> [Goal of the exercise]
Repeat the records below in their entirety, exactly.

Data in this exercise: Begin

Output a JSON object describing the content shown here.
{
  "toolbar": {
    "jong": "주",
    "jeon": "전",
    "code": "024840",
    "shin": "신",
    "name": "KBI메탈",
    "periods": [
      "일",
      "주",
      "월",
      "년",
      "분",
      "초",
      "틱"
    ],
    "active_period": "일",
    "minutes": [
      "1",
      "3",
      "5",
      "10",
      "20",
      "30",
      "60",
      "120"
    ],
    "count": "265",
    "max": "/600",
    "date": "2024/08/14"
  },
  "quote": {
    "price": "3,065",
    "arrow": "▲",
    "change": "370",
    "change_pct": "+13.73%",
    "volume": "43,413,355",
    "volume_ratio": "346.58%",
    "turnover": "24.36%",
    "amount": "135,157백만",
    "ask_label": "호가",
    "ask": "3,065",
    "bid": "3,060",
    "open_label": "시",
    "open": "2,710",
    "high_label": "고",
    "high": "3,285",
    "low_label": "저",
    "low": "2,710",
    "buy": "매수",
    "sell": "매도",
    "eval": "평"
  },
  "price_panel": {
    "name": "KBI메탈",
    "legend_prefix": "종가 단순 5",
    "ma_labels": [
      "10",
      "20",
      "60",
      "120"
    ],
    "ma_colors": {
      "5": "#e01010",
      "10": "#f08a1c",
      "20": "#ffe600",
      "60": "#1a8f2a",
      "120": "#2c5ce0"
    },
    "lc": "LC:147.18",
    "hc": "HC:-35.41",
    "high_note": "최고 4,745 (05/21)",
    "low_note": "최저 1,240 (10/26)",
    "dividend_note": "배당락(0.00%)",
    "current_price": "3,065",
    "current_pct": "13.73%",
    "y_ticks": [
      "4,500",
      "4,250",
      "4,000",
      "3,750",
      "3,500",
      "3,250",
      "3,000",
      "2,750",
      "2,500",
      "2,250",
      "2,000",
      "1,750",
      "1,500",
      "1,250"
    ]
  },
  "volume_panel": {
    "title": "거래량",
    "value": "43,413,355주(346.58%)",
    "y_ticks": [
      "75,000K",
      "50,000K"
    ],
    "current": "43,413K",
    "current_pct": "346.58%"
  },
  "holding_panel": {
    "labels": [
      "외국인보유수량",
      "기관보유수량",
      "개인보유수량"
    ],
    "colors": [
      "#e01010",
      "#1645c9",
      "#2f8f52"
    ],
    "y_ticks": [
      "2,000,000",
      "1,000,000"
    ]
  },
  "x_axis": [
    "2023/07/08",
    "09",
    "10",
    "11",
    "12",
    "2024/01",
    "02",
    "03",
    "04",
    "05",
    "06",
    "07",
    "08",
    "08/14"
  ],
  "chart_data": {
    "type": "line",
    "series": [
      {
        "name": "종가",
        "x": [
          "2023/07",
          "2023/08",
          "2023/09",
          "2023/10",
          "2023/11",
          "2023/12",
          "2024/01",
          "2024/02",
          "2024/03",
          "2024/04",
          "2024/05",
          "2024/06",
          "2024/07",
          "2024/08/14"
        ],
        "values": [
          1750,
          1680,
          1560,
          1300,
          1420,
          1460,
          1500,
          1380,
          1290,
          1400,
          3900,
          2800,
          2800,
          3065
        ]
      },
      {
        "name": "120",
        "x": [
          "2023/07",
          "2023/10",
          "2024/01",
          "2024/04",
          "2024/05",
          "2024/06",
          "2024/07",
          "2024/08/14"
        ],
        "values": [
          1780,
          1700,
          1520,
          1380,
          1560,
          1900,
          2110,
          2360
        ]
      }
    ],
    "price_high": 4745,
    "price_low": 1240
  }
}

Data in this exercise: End

> [Completed exercise]
Output a JSON object describing the content shown here.
{
  "toolbar": {
    "jong": "주",
    "jeon": "전",
    "code": "024840",
    "shin": "신",
    "name": "KBI메탈",
    "periods": [
      "일",
      "주",
      "월",
      "년",
      "분",
      "초",
      "틱"
    ],
    "active_period": "일",
    "minutes": [
      "1",
      "3",
      "5",
      "10",
      "20",
      "30",
      "60",
      "120"
    ],
    "count": "265",
    "max": "/600",
    "date": "2024/08/14"
  },
  "quote": {
    "price": "3,065",
    "arrow": "▲",
    "change": "370",
    "change_pct": "+13.73%",
    "volume": "43,413,355",
    "volume_ratio": "346.58%",
    "turnover": "24.36%",
    "amount": "135,157백만",
    "ask_label": "호가",
    "ask": "3,065",
    "bid": "3,060",
    "open_label": "시",
    "open": "2,710",
    "high_label": "고",
    "high": "3,285",
    "low_label": "저",
    "low": "2,710",
    "buy": "매수",
    "sell": "매도",
    "eval": "평"
  },
  "price_panel": {
    "name": "KBI메탈",
    "legend_prefix": "종가 단순 5",
    "ma_labels": [
      "10",
      "20",
      "60",
      "120"
    ],
    "ma_colors": {
      "5": "#e01010",
      "10": "#f08a1c",
      "20": "#ffe600",
      "60": "#1a8f2a",
      "120": "#2c5ce0"
    },
    "lc": "LC:147.18",
    "hc": "HC:-35.41",
    "high_note": "최고 4,745 (05/21)",
    "low_note": "최저 1,240 (10/26)",
    "dividend_note": "배당락(0.00%)",
    "current_price": "3,065",
    "current_pct": "13.73%",
    "y_ticks": [
      "4,500",
      "4,250",
      "4,000",
      "3,750",
      "3,500",
      "3,250",
      "3,000",
      "2,750",
      "2,500",
      "2,250",
      "2,000",
      "1,750",
      "1,500",
      "1,250"
    ]
  },
  "volume_panel": {
    "title": "거래량",
    "value": "43,413,355주(346.58%)",
    "y_ticks": [
      "75,000K",
      "50,000K"
    ],
    "current": "43,413K",
    "current_pct": "346.58%"
  },
  "holding_panel": {
    "labels": [
      "외국인보유수량",
      "기관보유수량",
      "개인보유수량"
    ],
    "colors": [
      "#e01010",
      "#1645c9",
      "#2f8f52"
    ],
    "y_ticks": [
      "2,000,000",
      "1,000,000"
    ]
  },
  "x_axis": [
    "2023/07/08",
    "09",
    "10",
    "11",
    "12",
    "2024/01",
    "02",
    "03",
    "04",
    "05",
    "06",
    "07",
    "08",
    "08/14"
  ],
  "chart_data": {
    "type": "line",
    "series": [
      {
        "name": "종가",
        "x": [
          "2023/07",
          "2023/08",
          "2023/09",
          "2023/10",
          "2023/11",
          "2023/12",
          "2024/01",
          "2024/02",
          "2024/03",
          "2024/04",
          "2024/05",
          "2024/06",
          "2024/07",
          "2024/08/14"
        ],
        "values": [
          1750,
          1680,
          1560,
          1300,
          1420,
          1460,
          1500,
          1380,
          1290,
          1400,
          3900,
          2800,
          2800,
          3065
        ]
      },
      {
        "name": "120",
        "x": [
          "2023/07",
          "2023/10",
          "2024/01",
          "2024/04",
          "2024/05",
          "2024/06",
          "2024/07",
          "2024/08/14"
        ],
        "values": [
          1780,
          1700,
          1520,
          1380,
          1560,
          1900,
          2110,
          2360
        ]
      }
    ],
    "price_high": 4745,
    "price_low": 1240
  }
}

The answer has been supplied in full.